How to have more time in the day

Do you sometimes wish you had more time in the day to get more accomplished? Or maybe you wish you had more time to do enjoyable things instead of working and running errands? Or do you have friends who always seem too busy to join for dinner? Or maybe you’re that busy friend who has no extra time to add one more thing to your plate? Some people are sure that they could get more done if they could have more time in the day. Because with the limited time they have now, they can’t do it all.

 

But what does it mean to not have enough time? What does it mean to be busy – in fact, too busy? Laura Vanderkam gained an excellent perspective on this through analyzing “busy” people and “busy successful” people. Here’s what her conclusions were:

 

Think about this scenario – we jam pack our schedule with a long to-do list. Our friends call to invite us out to lunch. We respond with, “Sorry, I can’t hang out today. I’m so busy.” But later, we get home from work, and walk straight into a broken water heater disaster. So what do we do?

 

We deal with it.

 

That’s when the magic happens. Somehow, in our busy jam-packed schedule, we’re able to make time for the broken water heater. Time seems to stretch, as if we have more time all of a sudden. What people don’t realize, is that time is highly elastic. Time will always stretch for whatever we decide to put into it. So how did we make time stretch for the broken water heater? We simply, made it a priority.

 

The key to effective time management: treat your priorities like the broken water heater.

 

When we say “I don’t have time,” it basically means “It’s not a priority.” Time is a choice. We fill our lives with the things that deserve to be there. There are 24 hours in a day, multiply that by 7, we have 168 hours in a week! Granted, we spend 40 hours working (if you’re full time) and 56 hours sleeping (based on 8 hours). That leaves us with 72 extra hours a week for other things. That’s a lot of hours to spread! We can do so much more with those hours if we realize we have so much time.

 

Our problem is that bits of time get wasted on distractions like scrolling through social media on our phones while sitting on the couch. When we’re lazy, we’re wasting bits of time that could be used for enjoyable things like meditating, reading, family breakfast, or hobbies. When we look at time as a whole, we should see where the good stuff can be fit in.

 

Even if we’re busy, we make time for what matters. We make time for priorities, just like a broken water heater. When we focus on what maters, we can build the lives we want in the time that we have.

 

Here how we can treat our priorities like a broken water heater:

 

  1. First we need to decide what our priorities are. Think of the end results. Pretend it’s the end of the year and you’re discussing your annual review with your boss. Your boss is going through your accomplishments and your performance over the year. What would you want him to say? Those points that you would want him to bring up will be your goals for this year. We can apply this way of thinking both professionally and personally.

 

Think of what 3-5 things that you want on your end of the year review.

 

  1. Think about your weeks to come before you’re in them. Put priorities in your schedule. Friday afternoons are a good time to do this, after you can reflect on your week and before you enjoy your weekend. You can look ahead to your next week and plan the important tasks you want to get done.

 

  1. Put things into categories. This can be “work, relationships, self.” Make sure to fill each column with 2-3 things each. That way, you’re not just focusing on one category. You will feel more productive in a more well rounded way.

 

If you struggle to balance your time and make the most of it, or perhaps you feel like you’re wasting your life away, contact Crownview Medical Group to get in touch with a trained professional who can help you find motivation, stay focused, and determine your distractions.
Source: https://www.ted.com/talks/laura_vanderkam_how_to_gain_control_of_your_free_time
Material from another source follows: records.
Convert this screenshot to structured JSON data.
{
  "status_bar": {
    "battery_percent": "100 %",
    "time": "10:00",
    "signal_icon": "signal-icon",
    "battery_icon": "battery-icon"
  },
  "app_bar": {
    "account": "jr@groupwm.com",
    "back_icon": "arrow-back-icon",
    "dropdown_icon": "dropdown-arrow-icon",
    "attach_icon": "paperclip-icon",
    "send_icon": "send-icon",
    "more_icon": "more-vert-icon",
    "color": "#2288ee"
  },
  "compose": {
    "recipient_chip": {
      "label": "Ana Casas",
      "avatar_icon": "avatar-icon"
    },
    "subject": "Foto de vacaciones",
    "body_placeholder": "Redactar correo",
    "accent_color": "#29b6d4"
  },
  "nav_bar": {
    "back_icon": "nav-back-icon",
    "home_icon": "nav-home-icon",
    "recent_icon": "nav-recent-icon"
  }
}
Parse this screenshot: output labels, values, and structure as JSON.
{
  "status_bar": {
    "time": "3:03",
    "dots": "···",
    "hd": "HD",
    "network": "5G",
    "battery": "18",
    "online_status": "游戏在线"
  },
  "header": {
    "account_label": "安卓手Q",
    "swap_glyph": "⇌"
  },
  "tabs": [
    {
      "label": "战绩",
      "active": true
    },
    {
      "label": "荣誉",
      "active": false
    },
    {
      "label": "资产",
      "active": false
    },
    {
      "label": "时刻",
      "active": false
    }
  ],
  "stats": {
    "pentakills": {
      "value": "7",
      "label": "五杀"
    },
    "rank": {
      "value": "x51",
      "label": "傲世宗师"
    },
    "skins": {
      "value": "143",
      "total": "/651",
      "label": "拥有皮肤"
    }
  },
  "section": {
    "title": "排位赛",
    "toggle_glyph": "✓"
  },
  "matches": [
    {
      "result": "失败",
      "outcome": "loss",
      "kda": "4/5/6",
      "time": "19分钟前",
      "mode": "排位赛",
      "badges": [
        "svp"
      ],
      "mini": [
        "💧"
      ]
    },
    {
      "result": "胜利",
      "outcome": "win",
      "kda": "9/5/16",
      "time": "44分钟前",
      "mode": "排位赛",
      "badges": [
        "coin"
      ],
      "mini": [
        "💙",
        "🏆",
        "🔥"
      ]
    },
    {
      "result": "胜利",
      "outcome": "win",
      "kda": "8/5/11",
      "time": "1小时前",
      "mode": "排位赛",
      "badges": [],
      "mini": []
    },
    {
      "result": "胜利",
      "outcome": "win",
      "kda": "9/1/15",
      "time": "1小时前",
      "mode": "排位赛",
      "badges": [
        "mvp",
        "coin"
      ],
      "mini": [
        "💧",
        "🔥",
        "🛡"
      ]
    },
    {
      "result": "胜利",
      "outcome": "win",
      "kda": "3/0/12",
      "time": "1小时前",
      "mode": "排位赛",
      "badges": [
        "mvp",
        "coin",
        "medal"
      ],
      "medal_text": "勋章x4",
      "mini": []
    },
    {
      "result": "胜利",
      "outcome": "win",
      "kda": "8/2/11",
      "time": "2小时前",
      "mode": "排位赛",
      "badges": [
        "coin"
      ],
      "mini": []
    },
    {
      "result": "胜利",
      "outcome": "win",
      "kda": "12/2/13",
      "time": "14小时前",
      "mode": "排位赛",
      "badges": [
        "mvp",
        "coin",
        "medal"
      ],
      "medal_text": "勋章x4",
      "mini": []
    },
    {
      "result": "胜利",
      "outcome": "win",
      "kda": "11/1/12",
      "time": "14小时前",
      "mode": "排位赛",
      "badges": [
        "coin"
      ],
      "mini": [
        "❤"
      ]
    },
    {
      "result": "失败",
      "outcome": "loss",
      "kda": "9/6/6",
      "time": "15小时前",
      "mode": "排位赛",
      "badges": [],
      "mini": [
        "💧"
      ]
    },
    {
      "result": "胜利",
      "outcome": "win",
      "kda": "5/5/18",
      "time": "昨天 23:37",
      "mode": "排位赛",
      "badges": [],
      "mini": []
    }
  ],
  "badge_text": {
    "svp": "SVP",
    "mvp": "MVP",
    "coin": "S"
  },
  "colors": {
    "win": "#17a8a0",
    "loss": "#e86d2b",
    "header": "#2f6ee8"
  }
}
Leave a Reply

Your email address will not be published. Required fields are marked *